The first official national standard for patient matching is finally here: ONC released its Version 1.0 of Project US@. It will encourage the industry to use U.S. Postal Service Publication 28 (the standard formatting for home addresses) so different healthcare record systems can make sure they have the correct John Smith in their electronic files. We explain in our blog post from a year ago how the absence of a patient matching standard can cause grave medical errors.
A new coalition, the Artificial Intelligence Industry Innovation Coalition (AI3C), will be the first to make recommendations about AI best practices in healthcare and help prepare students for careers in data science. Members include the Brookings Institution, Cleveland Clinic, Duke Health, Intermountain Healthcare, Microsoft, Novant Health, Plug and Play, Providence, UC San Diego, and University of Virginia.
For the first time, a company -- called Avaneer Health -- is going to try to create a “utility network” for the healthcare industry using blockchain technology to ensure privacy and reduce costs of data exchange. Avaneer Health grew out of the Health Utility Network, a consortium of healthcare companies including Aetna, Anthem, Cleveland Clinic, Health Care Service Corporation (HCSC), IBM, The PNC Financial Services Group, Inc. and Sentara Healthcare.
One Thoughtful Paragraph
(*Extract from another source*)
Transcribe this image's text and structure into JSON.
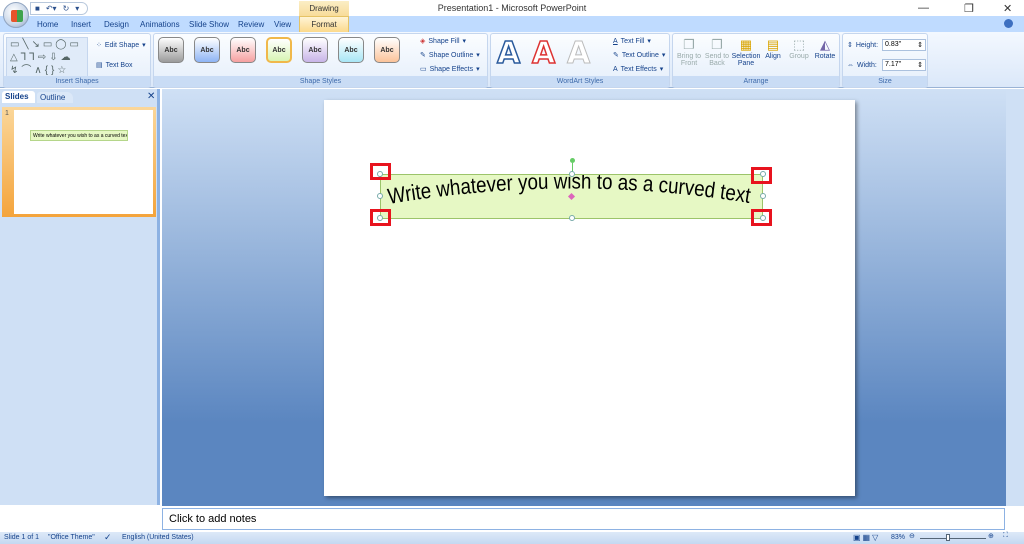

Sidney Poitier is famous for his landmark roles in movies that made an imprint on the fabric of society, and Sneakers (1992) is not one of them. But as the former CIA operative named Crease, he calls his spook colleagues to figure out who is behind the mysterious murder of a cryptologist who invented a code-breaking device, saying: “Don’t tell me you can’t do it because I know you can. And don’t tell me you won’t do it because I’ve got to have it. Damnit, I need to know. And I need to know now!” This seems to be the same attitude that everyone has about getting access to the always-in-short-supply rapid COVID-19 lab tests. On January 10, 2022, the Biden Administration announced that it is requiring health plans to cover the cost of over-the-counter, at-home COVID-19 tests authorized by the FDA until the end of the Public Health Emergency. Setting aside whether it makes sense to require private insurance companies (instead of the federal government) to reimburse only privately insured people (Medicare beneficiaries can’t get reimbursed) for public health screening tests that may have reduced sensitivity for COVID-19 variants, our question -- as health data-focused people -- is how are we tracking these results? In former blog posts, we explained (as have others) the difficulty of tracking public health records even when public and private organizations are trying to do so. But with this policy, we are not even trying to track the lab results and no laboratory or doctor is involved -- so we are trusting that when people test positive that they will follow CDC guidelines. In the underrated Sneakers movie, Sidney Poitier’s character decides to help despite his misgivings about his colleagues’ plan, saying “You guys will be chalk outlines without me. All right, what do we need?” In this case, we need proper public health tracking and monitoring.